▸ Exercise goal:
Search term "subtitle": please show all lines in the listing that contain it.

▸ Extracted records:
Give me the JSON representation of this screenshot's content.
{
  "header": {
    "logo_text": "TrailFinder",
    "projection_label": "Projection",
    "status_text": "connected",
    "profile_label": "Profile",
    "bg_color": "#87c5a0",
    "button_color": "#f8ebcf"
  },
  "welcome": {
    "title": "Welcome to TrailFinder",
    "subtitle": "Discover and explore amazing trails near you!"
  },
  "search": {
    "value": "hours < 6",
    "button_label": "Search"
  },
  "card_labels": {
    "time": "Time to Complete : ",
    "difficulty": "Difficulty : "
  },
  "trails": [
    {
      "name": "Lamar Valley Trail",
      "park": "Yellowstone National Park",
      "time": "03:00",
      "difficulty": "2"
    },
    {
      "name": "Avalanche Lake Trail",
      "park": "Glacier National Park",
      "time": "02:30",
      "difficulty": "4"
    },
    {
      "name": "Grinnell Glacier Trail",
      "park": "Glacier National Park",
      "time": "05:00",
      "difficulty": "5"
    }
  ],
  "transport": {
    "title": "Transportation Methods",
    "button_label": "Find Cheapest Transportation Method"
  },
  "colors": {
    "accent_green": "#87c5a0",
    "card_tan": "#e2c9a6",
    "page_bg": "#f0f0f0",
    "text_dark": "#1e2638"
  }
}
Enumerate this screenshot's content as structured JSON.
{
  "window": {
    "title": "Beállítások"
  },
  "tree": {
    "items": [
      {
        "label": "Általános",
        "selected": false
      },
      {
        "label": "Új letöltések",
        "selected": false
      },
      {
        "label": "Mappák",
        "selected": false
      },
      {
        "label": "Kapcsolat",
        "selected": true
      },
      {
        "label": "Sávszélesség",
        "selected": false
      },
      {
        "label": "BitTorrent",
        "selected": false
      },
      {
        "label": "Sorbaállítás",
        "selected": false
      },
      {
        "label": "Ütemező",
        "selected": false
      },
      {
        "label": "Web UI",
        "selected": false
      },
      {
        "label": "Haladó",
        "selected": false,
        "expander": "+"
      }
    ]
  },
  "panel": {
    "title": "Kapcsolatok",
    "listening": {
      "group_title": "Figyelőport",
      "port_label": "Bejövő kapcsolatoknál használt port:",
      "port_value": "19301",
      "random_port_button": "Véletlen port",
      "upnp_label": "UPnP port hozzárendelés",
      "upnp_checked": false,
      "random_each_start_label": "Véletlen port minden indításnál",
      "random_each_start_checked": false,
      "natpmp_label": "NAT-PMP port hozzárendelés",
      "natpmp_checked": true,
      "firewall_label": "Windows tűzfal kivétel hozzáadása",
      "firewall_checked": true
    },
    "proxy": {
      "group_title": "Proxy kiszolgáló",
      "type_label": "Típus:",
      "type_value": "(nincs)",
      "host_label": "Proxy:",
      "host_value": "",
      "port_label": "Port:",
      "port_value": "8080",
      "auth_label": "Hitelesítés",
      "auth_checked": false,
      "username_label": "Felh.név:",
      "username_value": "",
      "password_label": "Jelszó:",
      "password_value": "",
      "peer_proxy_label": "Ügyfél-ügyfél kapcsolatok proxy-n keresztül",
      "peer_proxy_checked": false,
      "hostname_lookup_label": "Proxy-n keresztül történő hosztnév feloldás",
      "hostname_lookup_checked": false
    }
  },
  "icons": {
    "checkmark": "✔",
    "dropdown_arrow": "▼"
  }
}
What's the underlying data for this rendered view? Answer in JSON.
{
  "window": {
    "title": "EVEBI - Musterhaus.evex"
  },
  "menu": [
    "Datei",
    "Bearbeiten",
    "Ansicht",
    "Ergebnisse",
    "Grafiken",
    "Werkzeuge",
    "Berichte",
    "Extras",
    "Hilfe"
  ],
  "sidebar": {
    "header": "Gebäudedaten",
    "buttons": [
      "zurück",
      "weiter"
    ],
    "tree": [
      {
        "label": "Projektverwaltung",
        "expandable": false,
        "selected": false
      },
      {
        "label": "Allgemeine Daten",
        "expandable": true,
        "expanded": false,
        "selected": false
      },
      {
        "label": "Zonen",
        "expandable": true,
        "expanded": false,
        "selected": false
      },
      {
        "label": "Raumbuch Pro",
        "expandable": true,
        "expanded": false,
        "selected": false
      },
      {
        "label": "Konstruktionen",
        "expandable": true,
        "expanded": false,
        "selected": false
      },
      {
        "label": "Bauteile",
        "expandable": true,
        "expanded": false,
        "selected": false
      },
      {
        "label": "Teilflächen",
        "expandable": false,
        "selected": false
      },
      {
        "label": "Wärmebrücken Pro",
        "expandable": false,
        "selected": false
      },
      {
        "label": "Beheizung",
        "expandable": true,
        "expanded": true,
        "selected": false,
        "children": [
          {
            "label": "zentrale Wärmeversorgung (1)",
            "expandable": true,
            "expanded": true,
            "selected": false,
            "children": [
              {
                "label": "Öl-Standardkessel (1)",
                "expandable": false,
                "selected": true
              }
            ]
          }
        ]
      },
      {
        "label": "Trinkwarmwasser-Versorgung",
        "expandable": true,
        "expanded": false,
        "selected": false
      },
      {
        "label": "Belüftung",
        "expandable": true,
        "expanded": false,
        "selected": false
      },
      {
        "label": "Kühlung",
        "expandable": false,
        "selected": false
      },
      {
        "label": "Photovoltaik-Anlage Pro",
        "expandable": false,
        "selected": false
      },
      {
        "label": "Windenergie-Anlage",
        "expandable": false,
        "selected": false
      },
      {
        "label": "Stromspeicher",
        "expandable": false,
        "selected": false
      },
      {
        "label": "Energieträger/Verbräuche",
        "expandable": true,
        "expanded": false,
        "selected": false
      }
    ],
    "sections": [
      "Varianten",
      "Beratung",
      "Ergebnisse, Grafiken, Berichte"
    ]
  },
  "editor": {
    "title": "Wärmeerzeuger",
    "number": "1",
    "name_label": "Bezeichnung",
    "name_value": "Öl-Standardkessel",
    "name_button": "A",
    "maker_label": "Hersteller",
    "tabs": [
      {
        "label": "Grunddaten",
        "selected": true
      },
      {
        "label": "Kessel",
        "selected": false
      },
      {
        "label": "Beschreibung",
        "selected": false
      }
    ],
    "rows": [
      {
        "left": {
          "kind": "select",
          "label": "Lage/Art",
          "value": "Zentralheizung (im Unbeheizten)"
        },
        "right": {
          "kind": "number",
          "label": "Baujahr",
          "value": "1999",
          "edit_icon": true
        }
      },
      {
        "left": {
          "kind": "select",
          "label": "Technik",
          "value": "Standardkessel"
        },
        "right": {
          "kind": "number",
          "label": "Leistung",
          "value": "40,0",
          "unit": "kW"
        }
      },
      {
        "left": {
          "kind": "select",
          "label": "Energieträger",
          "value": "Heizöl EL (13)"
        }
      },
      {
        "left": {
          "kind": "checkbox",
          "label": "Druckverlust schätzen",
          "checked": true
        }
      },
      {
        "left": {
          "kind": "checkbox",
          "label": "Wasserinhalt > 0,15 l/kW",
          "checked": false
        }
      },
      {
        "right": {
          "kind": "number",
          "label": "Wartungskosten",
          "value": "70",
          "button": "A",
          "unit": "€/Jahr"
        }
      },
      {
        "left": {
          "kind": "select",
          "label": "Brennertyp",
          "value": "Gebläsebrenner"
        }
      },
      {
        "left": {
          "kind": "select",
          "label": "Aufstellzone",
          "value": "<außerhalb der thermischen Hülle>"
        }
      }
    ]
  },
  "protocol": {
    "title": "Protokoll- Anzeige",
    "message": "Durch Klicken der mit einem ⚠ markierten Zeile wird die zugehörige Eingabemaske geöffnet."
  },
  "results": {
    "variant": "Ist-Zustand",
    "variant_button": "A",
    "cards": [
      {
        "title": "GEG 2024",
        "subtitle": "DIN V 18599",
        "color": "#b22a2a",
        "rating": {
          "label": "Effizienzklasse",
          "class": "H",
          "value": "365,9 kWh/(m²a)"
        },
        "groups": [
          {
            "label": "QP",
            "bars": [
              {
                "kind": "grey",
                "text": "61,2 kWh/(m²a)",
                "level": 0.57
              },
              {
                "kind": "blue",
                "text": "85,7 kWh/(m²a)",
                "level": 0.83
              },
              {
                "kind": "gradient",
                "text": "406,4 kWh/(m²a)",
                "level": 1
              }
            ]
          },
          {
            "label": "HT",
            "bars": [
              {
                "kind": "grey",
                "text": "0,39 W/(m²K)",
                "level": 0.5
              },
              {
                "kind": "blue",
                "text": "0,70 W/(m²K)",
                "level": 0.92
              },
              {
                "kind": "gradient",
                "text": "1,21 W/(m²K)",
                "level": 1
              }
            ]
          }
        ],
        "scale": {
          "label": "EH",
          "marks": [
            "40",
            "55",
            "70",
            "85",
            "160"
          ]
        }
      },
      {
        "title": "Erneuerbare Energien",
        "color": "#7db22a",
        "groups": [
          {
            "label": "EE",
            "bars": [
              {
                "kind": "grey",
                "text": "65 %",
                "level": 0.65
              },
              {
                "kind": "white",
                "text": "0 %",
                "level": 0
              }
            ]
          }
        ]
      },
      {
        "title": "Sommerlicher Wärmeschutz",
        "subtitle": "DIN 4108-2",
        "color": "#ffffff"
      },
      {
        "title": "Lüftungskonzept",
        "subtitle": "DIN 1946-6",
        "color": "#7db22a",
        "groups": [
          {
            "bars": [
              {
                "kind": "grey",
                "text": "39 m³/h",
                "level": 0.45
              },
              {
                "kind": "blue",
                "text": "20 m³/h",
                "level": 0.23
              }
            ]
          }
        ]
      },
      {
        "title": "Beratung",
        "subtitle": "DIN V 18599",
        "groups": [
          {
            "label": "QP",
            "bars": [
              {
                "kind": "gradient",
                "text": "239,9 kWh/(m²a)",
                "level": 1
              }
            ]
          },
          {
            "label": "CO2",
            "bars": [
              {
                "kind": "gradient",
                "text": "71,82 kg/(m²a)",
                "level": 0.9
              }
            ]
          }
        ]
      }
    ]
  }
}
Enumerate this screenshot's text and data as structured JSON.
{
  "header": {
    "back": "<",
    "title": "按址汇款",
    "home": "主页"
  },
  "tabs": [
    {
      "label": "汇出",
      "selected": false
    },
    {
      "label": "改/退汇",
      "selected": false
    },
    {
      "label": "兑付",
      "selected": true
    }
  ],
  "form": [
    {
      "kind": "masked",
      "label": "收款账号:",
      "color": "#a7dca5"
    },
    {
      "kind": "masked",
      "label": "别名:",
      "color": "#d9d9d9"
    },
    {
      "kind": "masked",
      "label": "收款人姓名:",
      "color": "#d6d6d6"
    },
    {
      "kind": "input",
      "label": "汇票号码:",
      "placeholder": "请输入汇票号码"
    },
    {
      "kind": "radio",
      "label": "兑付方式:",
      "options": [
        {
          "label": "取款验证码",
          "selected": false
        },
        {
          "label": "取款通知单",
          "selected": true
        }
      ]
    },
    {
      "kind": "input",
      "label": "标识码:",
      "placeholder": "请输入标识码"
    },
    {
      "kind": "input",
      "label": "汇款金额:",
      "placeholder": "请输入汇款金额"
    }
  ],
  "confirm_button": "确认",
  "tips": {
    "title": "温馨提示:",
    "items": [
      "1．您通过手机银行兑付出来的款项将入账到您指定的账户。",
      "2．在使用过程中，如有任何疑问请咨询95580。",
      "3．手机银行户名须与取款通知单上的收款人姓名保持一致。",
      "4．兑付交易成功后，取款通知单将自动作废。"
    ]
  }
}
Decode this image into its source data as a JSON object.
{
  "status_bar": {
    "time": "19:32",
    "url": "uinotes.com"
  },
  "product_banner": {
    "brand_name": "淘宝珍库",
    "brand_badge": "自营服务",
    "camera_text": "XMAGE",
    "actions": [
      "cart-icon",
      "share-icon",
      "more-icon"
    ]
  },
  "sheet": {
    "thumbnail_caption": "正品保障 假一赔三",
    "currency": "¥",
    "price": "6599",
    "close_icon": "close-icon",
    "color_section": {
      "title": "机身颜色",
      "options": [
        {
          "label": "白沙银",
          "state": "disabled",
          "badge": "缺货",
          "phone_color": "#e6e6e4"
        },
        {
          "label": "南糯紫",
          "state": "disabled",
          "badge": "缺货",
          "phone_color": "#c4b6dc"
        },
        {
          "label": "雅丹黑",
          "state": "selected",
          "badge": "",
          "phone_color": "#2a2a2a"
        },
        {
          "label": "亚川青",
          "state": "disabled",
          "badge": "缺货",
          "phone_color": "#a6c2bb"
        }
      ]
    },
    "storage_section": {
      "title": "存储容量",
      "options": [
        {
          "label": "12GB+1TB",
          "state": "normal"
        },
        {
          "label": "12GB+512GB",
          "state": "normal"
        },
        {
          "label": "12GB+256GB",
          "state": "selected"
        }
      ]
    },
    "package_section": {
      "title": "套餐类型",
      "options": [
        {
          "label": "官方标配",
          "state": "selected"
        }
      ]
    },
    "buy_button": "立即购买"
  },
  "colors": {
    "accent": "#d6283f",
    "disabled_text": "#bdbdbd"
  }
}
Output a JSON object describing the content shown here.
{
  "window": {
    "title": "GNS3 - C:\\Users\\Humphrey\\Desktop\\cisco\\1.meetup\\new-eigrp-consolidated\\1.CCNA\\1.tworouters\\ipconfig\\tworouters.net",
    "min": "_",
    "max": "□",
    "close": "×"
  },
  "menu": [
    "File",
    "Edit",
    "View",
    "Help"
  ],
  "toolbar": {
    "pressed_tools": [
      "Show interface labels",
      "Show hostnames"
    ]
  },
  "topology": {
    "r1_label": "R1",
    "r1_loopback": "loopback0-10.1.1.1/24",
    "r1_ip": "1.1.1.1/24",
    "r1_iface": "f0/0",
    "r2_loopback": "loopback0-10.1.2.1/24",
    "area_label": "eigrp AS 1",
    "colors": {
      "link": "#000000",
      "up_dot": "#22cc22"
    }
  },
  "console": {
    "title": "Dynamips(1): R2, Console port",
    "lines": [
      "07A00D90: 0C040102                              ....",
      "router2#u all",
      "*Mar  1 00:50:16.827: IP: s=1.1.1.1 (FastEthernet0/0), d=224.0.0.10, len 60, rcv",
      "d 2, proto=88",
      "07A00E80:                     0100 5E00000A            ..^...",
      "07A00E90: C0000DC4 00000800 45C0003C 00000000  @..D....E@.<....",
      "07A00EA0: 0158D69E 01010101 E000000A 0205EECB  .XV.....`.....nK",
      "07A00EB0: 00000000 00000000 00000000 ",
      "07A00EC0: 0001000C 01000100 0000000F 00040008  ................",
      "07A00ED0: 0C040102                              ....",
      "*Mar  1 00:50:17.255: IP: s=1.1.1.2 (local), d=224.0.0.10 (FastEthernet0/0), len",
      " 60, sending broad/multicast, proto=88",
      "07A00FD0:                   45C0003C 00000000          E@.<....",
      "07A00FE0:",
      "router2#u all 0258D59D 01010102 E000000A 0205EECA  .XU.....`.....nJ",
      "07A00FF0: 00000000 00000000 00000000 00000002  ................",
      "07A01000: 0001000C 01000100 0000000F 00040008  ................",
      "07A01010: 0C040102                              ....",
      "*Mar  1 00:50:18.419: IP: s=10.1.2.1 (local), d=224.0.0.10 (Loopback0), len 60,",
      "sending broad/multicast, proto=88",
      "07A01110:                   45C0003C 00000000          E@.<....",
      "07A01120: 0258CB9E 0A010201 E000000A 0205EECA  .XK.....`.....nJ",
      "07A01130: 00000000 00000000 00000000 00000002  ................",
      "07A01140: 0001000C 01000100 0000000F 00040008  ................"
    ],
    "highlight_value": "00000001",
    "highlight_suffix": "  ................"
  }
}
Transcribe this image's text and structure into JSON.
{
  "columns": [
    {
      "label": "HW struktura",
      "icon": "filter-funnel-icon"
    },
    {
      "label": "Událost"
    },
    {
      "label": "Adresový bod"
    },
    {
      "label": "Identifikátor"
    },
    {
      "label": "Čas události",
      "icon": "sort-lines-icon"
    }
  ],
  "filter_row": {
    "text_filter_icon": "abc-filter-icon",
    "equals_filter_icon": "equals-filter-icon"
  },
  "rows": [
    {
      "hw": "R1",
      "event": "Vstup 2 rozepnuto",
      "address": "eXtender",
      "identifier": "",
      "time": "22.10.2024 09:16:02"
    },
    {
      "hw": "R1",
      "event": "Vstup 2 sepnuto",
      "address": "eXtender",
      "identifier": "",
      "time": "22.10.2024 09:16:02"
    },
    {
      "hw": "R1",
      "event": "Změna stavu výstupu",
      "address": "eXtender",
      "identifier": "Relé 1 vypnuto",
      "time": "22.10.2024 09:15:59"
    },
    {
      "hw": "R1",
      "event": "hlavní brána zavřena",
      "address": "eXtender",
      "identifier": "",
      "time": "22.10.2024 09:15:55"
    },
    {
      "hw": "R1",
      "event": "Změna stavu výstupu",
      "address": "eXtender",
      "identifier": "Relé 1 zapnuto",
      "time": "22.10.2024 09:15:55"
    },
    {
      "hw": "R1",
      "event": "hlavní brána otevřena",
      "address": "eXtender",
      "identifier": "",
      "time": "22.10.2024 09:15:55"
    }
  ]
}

▸ Output for this exercise:
    "subtitle": "Discover and explore amazing trails near you!"
        "subtitle": "DIN V 18599",
        "subtitle": "DIN 4108-2",
        "subtitle": "DIN 1946-6",
        "subtitle": "DIN V 18599",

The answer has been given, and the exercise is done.